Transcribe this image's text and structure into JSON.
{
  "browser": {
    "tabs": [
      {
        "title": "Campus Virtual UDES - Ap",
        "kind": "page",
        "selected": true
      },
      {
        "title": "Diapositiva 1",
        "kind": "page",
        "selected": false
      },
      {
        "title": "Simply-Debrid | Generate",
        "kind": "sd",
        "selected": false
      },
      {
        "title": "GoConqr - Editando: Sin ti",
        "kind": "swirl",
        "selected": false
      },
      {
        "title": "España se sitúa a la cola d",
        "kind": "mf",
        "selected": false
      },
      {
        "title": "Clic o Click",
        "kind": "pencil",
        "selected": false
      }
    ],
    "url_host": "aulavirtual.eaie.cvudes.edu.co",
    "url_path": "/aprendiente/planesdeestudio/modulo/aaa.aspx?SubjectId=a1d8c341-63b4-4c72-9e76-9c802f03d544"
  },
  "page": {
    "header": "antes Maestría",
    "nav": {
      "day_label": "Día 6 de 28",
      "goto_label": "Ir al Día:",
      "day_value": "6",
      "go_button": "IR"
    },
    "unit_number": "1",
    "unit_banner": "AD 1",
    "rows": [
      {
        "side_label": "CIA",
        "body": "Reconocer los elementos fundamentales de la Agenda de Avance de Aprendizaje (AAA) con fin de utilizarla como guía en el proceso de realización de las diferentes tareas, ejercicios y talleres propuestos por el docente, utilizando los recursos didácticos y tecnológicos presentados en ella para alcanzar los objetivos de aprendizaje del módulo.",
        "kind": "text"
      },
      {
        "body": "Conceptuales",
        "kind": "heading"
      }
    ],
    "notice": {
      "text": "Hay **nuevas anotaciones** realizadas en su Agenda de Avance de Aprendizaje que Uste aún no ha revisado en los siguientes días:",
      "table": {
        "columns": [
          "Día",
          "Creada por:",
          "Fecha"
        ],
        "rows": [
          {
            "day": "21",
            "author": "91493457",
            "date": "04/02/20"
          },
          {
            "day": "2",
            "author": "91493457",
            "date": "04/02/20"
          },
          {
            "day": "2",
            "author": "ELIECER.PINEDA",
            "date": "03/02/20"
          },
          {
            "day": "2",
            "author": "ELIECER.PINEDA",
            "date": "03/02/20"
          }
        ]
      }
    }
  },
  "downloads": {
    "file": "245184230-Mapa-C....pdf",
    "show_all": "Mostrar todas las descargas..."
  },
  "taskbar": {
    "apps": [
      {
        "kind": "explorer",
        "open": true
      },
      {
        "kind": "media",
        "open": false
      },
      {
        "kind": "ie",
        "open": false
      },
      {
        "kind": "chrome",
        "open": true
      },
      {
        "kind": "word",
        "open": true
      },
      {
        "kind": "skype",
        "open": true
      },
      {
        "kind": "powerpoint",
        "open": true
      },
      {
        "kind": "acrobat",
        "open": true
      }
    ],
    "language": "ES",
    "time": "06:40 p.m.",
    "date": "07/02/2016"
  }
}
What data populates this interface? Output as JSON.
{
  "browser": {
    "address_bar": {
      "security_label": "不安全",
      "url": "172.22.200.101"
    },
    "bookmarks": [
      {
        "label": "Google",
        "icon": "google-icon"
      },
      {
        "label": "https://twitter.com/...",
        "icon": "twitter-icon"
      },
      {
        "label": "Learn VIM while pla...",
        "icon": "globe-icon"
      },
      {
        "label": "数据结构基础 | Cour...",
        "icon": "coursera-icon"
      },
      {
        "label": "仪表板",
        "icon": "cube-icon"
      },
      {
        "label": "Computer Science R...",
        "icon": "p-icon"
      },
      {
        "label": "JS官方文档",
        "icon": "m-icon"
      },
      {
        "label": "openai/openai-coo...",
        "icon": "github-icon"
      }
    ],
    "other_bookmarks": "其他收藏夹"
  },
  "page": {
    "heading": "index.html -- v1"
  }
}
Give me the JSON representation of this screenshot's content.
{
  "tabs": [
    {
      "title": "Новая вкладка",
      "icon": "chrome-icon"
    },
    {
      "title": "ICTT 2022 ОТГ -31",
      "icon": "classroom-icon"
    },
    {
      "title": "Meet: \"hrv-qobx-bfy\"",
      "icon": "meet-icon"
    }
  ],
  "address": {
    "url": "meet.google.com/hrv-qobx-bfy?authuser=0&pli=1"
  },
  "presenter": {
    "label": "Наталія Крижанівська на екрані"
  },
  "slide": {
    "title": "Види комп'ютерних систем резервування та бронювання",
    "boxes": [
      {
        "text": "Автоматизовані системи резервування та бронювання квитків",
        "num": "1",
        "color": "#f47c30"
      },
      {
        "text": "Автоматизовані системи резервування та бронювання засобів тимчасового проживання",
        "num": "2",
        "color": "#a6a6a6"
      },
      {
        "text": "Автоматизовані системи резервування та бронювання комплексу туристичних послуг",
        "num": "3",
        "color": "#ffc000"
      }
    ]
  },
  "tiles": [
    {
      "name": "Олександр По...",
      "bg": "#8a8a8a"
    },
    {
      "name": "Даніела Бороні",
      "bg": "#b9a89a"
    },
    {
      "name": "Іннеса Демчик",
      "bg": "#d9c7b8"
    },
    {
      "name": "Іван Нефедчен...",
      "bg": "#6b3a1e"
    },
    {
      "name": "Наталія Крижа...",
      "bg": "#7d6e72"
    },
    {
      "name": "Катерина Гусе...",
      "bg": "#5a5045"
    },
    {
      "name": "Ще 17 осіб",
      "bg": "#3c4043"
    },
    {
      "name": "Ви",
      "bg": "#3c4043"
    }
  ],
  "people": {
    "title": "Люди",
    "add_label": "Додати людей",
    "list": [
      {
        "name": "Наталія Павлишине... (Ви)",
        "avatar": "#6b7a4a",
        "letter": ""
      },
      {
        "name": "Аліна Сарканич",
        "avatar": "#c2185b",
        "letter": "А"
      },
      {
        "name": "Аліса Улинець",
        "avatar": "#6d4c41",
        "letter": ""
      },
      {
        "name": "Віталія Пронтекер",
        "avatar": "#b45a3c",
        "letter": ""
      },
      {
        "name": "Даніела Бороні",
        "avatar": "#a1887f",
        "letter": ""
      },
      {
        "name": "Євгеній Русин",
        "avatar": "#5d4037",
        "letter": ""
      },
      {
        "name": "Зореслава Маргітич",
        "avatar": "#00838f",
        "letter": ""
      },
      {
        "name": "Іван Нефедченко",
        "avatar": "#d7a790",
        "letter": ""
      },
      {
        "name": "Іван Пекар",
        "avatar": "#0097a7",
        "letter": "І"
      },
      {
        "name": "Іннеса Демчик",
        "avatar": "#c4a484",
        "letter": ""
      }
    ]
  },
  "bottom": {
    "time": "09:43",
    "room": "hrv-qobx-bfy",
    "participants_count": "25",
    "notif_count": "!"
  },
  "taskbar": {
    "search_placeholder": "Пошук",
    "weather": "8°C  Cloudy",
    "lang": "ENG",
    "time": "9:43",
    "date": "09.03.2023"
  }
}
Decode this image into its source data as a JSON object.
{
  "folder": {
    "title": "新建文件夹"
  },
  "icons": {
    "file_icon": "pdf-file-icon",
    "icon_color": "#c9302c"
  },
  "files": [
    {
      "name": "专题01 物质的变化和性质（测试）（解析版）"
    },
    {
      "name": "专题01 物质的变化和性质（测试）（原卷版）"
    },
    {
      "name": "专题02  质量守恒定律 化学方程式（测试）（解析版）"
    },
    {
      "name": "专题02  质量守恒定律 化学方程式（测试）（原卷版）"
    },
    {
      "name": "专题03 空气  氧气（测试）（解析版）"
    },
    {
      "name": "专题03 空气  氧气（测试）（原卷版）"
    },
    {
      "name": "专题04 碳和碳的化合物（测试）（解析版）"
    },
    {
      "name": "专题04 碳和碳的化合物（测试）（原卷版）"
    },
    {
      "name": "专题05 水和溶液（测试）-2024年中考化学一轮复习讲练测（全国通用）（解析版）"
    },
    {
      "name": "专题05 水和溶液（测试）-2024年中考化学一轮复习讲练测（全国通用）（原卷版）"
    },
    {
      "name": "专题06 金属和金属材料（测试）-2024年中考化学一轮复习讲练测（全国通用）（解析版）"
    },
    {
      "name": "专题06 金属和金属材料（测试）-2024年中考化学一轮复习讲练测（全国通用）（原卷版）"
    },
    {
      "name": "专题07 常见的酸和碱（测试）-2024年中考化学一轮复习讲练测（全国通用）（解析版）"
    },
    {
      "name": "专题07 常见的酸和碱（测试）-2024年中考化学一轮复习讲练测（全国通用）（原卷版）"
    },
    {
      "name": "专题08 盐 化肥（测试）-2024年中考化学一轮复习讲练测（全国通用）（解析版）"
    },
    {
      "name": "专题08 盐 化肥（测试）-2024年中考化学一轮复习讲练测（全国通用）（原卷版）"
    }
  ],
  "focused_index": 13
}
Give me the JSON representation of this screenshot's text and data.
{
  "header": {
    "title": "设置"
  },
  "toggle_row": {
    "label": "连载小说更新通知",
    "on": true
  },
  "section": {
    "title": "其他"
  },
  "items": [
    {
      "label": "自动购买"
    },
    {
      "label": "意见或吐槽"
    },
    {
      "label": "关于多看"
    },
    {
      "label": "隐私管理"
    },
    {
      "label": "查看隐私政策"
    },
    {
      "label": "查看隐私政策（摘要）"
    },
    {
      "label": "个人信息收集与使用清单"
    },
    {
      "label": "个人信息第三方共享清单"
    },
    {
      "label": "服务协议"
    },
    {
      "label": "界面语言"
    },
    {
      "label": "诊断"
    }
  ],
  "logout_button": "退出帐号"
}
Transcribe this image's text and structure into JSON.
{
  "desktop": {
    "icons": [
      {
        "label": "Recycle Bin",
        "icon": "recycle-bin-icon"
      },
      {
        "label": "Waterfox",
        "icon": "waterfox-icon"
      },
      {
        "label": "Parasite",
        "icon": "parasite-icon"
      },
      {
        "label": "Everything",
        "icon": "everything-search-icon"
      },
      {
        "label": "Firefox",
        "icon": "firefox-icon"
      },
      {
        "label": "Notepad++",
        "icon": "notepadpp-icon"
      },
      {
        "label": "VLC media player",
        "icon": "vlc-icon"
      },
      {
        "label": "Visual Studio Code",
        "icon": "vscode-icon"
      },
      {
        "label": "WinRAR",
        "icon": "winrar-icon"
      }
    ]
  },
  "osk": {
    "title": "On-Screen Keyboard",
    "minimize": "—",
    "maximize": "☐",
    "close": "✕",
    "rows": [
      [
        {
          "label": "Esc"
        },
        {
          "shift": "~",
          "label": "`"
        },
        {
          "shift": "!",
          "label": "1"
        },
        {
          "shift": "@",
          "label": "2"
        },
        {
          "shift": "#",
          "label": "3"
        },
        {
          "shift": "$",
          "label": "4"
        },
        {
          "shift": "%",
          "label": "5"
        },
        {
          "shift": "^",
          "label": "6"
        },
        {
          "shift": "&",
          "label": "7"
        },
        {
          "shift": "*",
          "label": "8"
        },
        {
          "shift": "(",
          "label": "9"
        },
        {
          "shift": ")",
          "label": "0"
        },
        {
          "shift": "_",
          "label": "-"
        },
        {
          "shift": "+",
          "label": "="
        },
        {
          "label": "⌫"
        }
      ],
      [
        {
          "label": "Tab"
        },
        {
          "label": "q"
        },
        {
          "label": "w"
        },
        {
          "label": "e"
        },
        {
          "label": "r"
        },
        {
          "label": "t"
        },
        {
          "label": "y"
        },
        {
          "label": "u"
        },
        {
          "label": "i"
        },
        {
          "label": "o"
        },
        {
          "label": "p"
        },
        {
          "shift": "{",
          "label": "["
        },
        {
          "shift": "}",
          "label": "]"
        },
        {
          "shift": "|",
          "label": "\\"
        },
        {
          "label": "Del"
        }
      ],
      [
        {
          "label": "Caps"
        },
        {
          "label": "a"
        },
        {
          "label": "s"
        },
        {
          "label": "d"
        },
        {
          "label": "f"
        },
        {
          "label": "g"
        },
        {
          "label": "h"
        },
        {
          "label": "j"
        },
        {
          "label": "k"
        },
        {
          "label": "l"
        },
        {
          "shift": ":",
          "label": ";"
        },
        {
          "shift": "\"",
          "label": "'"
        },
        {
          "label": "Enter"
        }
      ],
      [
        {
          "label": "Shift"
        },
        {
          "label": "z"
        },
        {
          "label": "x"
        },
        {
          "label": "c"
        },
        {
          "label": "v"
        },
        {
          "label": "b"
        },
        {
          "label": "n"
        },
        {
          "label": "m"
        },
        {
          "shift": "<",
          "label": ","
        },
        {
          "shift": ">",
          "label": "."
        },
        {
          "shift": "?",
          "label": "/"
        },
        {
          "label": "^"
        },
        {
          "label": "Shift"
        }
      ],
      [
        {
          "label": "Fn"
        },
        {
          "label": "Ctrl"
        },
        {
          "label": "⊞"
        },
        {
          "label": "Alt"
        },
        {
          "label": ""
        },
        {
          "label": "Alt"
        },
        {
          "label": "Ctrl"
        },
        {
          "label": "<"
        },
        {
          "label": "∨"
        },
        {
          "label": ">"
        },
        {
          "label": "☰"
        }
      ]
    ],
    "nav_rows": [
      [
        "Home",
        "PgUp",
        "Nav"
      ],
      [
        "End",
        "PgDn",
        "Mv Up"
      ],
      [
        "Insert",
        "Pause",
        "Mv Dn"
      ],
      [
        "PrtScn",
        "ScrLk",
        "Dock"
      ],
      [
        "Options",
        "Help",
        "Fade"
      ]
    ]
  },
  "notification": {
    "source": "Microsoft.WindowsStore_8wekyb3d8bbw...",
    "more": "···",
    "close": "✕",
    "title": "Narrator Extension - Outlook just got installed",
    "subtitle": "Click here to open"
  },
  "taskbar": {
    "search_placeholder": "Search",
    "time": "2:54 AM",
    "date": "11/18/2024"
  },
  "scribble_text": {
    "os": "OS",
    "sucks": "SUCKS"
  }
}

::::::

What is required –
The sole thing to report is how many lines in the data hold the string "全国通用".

Response to this exercise –
8